### SUPPLIED RECORDS

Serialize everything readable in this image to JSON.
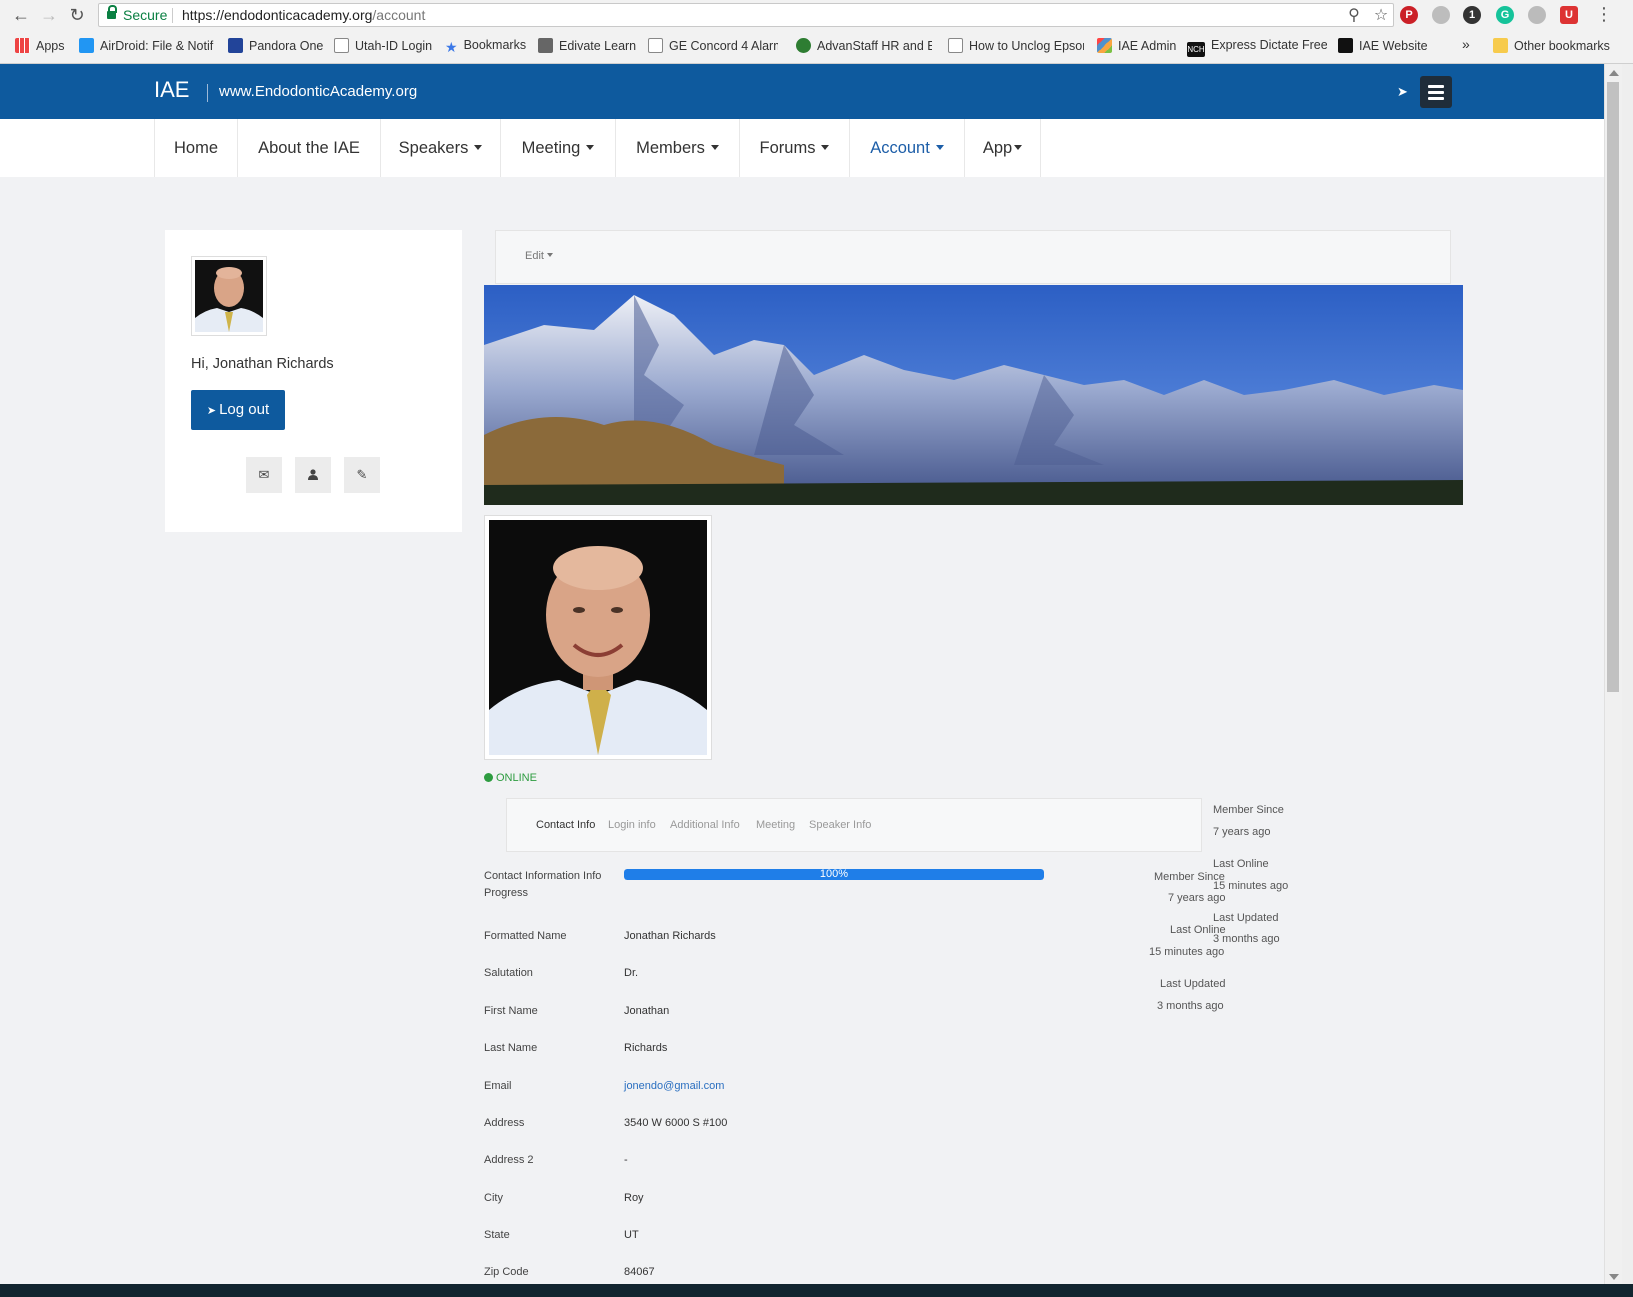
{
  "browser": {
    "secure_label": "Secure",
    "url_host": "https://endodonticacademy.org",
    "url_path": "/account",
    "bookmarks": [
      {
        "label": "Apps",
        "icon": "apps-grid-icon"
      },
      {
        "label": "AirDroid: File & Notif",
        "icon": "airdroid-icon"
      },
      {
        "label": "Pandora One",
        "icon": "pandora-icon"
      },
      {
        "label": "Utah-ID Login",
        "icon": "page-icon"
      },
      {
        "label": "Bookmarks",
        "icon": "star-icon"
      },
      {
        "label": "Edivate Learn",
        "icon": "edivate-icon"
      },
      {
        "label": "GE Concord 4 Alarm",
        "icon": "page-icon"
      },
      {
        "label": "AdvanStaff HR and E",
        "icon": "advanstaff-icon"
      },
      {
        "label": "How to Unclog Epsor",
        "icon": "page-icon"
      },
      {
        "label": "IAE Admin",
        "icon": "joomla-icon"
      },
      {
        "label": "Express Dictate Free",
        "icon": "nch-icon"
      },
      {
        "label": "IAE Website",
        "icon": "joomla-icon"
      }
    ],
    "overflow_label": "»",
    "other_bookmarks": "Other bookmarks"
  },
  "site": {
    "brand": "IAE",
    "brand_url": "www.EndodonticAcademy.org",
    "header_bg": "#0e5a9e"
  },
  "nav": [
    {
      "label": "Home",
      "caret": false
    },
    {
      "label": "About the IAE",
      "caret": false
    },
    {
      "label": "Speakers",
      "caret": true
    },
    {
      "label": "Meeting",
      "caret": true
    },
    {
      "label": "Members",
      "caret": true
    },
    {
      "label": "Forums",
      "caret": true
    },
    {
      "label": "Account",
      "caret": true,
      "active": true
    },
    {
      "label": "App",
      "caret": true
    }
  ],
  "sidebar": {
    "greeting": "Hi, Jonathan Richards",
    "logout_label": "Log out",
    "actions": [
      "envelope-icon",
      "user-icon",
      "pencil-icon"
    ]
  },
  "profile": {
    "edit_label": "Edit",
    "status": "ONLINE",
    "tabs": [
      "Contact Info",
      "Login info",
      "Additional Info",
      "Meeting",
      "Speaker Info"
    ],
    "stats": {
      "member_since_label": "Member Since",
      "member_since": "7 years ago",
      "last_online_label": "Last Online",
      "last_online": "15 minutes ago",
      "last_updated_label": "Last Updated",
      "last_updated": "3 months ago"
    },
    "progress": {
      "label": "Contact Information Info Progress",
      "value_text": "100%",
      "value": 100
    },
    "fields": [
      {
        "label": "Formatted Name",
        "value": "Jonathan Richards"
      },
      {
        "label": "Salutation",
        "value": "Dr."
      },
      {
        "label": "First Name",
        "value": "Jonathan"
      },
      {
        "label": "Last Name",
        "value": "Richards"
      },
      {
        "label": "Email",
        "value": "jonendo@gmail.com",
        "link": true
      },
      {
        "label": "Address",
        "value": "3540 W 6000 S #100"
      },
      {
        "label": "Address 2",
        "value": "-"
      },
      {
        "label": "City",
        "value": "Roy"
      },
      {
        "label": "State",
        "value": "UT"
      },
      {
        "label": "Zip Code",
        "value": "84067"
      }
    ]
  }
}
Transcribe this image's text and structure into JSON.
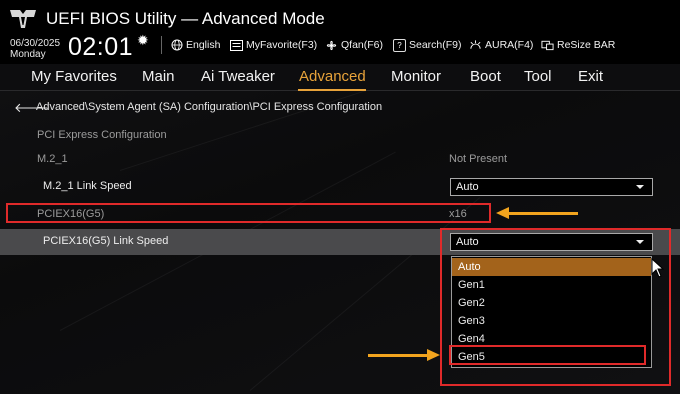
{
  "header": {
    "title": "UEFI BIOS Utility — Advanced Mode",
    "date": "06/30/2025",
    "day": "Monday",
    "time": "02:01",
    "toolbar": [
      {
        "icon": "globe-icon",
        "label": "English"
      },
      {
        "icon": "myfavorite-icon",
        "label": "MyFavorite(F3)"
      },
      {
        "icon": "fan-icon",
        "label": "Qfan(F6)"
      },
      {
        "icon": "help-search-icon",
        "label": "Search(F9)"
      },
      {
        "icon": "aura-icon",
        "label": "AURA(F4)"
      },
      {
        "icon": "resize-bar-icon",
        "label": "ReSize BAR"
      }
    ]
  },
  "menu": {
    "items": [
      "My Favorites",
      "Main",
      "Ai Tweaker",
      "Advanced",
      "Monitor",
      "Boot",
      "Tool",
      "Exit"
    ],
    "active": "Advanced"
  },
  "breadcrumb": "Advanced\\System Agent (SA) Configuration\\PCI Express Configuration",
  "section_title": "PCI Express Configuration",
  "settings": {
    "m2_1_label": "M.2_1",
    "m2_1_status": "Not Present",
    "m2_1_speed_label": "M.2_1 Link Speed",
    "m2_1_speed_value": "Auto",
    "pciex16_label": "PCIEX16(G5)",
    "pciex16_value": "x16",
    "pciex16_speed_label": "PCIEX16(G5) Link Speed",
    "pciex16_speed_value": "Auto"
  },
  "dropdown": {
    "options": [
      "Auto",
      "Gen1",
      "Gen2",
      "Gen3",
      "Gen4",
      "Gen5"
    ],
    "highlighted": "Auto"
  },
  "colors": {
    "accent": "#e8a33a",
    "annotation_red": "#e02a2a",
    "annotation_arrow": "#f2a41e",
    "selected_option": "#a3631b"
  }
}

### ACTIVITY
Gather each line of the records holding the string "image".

### RESPONSE
Serialize everything readable in this image to JSON.
Transcribe this image's text and structure into JSON.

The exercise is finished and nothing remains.